To be clear, the ICRC understands that all States and, in particular those engaged in conflicts in volatile areas of the world, face complex security challenges, including risks to their security and that of their allies. Regional conflicts are now intertwined with global rivalries. A multitude of protracted conflicts continue with no political solutions in sight. Yet the introduction of nuclear weapons and threats of their use only renders such conflicts more dangerous and increases the risk of a global conflagration in which much of humanity will suffer irreparably. Indeed, in some cases, the existence of nuclear weapons and the “security” benefits attributed to them are root causes of the tensions themselves.
We also recognize that in the last two decades, significant steps have been taken to reduce the numbers of nuclear weapons from Cold War levels. Yet reductions alone do not reduce the risk of their use in light of the facts and dangers mentioned above. Concerted steps towards reducing nuclear risks are therefore urgently needed. Nuclear weapon States and those allied to them bear particular responsibility. Such measures are well known and include:
- Unequivocal commitments never to use nuclear weapons first [only China, India and North Korea have done so];
- Removal of nuclear weapons from “hair trigger” alert status;
- Pre-notification of military exercises that may involve the launch of missiles or other vehicles associated with nuclear weapons;
- Re-establishment of joint early-warning centers to clarify in real-time unexpected and potentially destabilizing events; and
- Steps to progressively reduce the role of nuclear weapons in security policies.
This Appeal is rooted in what the ICRC knows through its own experience in Hiroshima and Nagasaki 73 years ago and that of Japanese Red Cross hospitals which, even today, continue to provide treatment for many thousands of survivors of the US atomic bombings. From this experience, and from what has been learned through engagement with environmental experts, the United Nations and other organizations, it is clear that:
- The catastrophic consequences of nuclear weapons use cannot be limited in time and space, and that more victims will die in the months and years following their use than at the moment of the blast through radiation poisoning, cancers and other diseases;
- There is still today no international capacity or plan for humanitarian assistance to respond adequately to the use of nuclear weapons; and
- Even the use of just a hundred nuclear weapons, which represents a fraction of existing arsenals, against urban targets could lead to [mass smoke from vast firestorms causing] a cooling of global temperatures, shortening of growing seasons, food shortages in large parts of the world, and the deaths of over a billion people.

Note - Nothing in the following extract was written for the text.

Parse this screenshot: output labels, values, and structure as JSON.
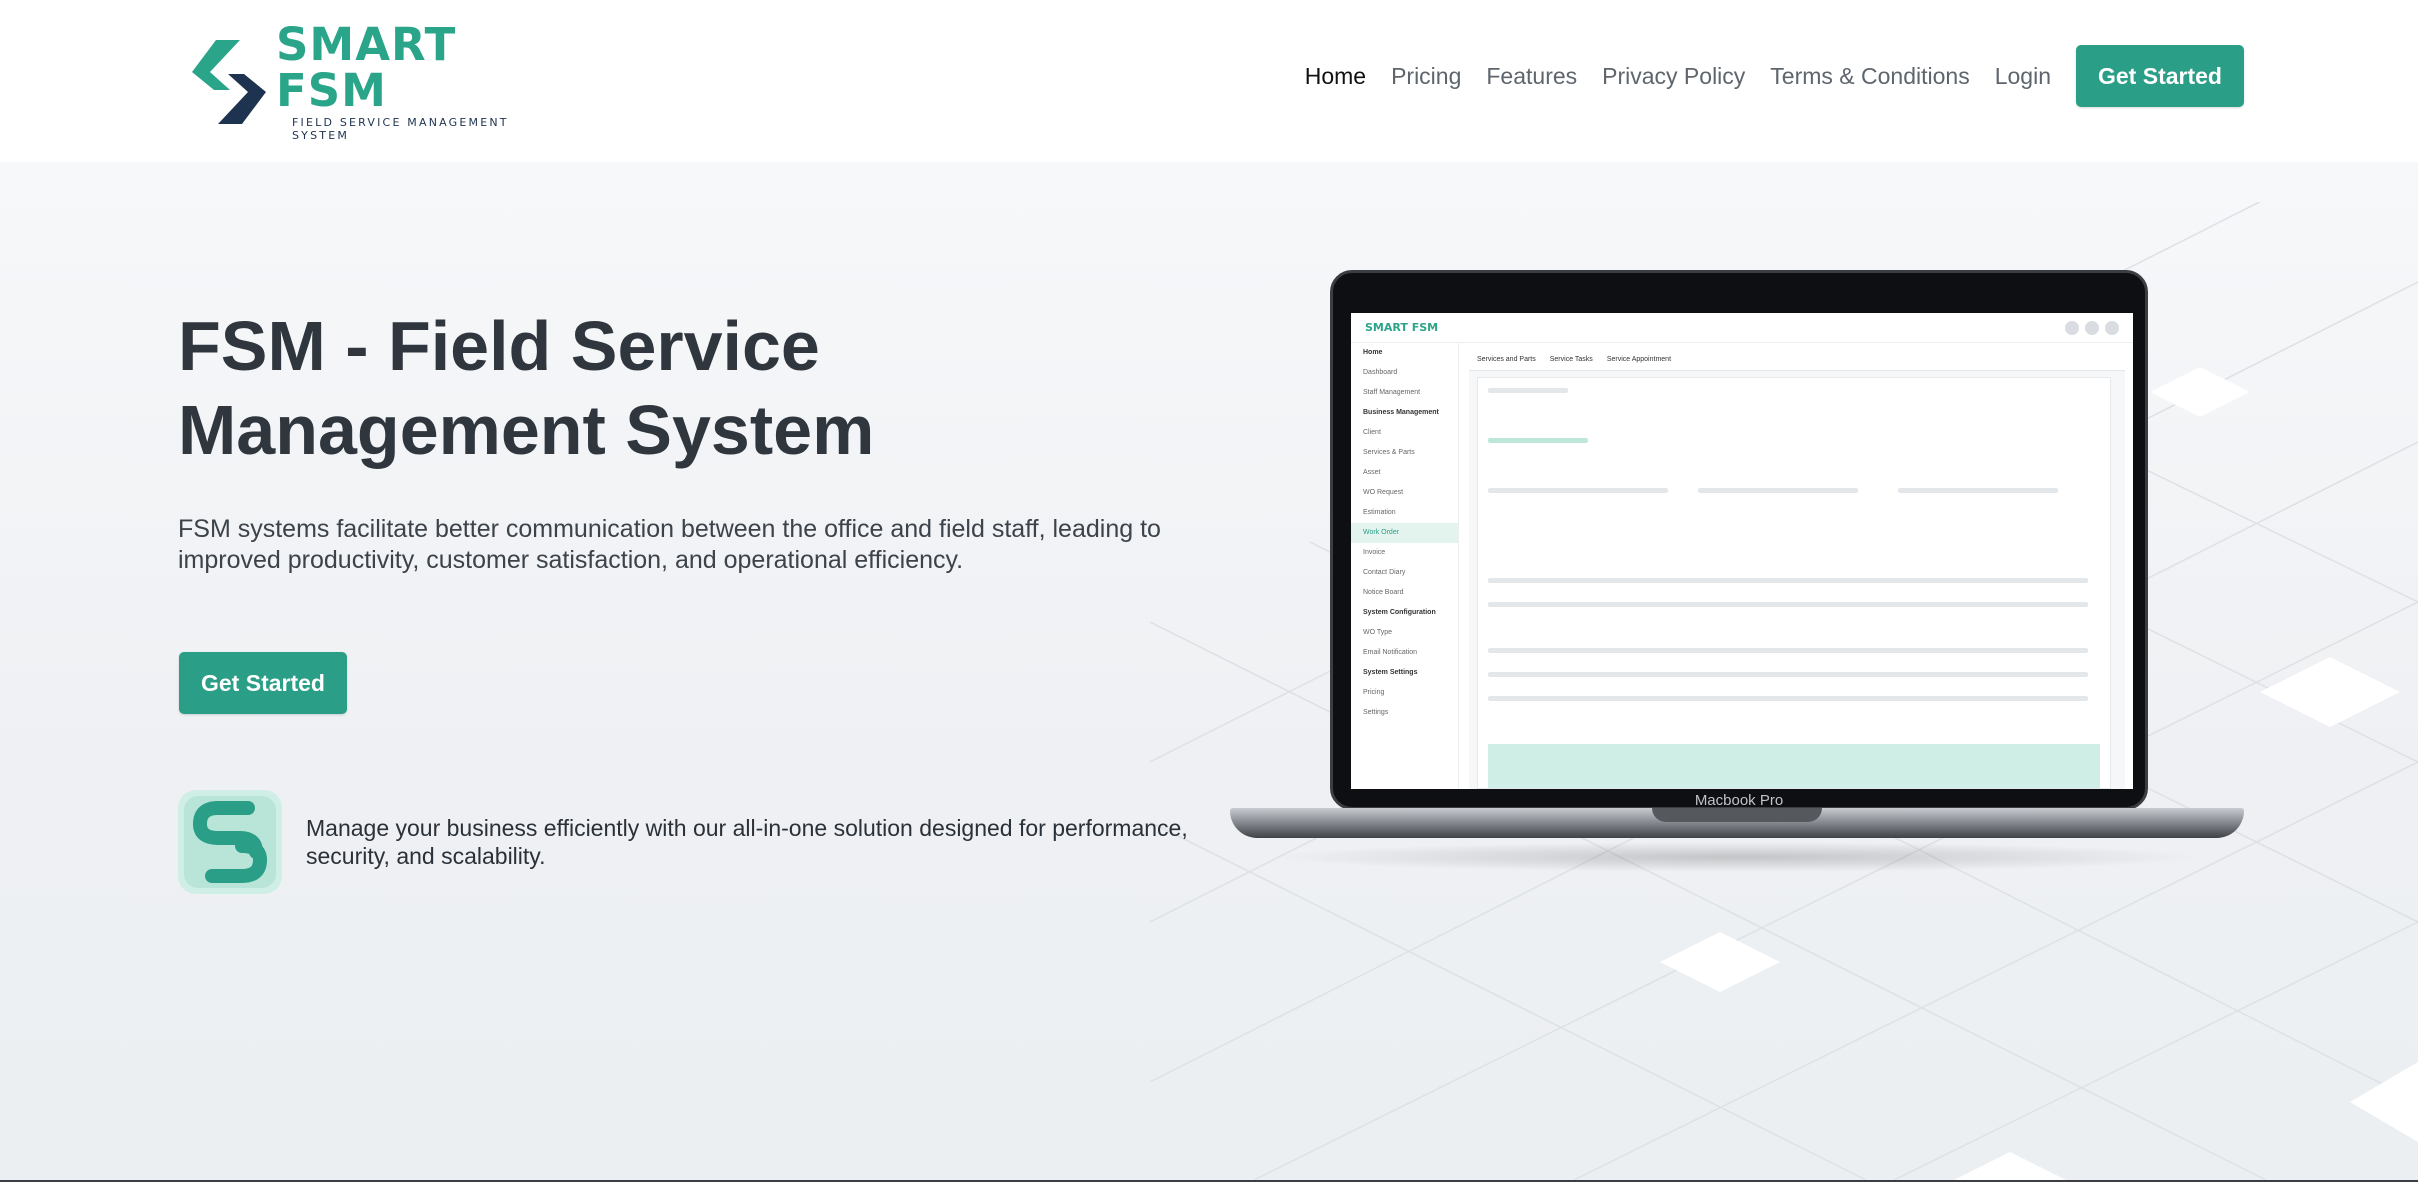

This Appeal by the ICRC also reflects the urgent concerns of the entire International Red Cross and Red Crescent Movement, including 191 National Societies and millions of volunteers around the world. Just last November, the Movement expressed its deep alarm at the increasing risk that nuclear weapons may be used and stressed “that any risk of use of nuclear weapons is unacceptable given their catastrophic consequences.” Together we adopted an ambitious four-year Action Plan to ensure nuclear weapons are never again used and are eliminated.
Three years ago in my statement on nuclear weapons to the Geneva diplomatic corps ahead of the 2015 Nonproliferation Treaty Review Conference, I concluded: “We know now more than ever before that the risks are too high, the dangers too real. It is time for States, and all those in a position to influence them, to act with urgency and determination to bring the era of nuclear weapons to an end.”
Too often, the international community has been unable to prevent foreseeable crises. This time it is imperative that we prevent impending nuclear catastrophe. Seldom has collective action to reduce nuclear weapon risks and move towards their elimination been more urgent. —April 23, 2018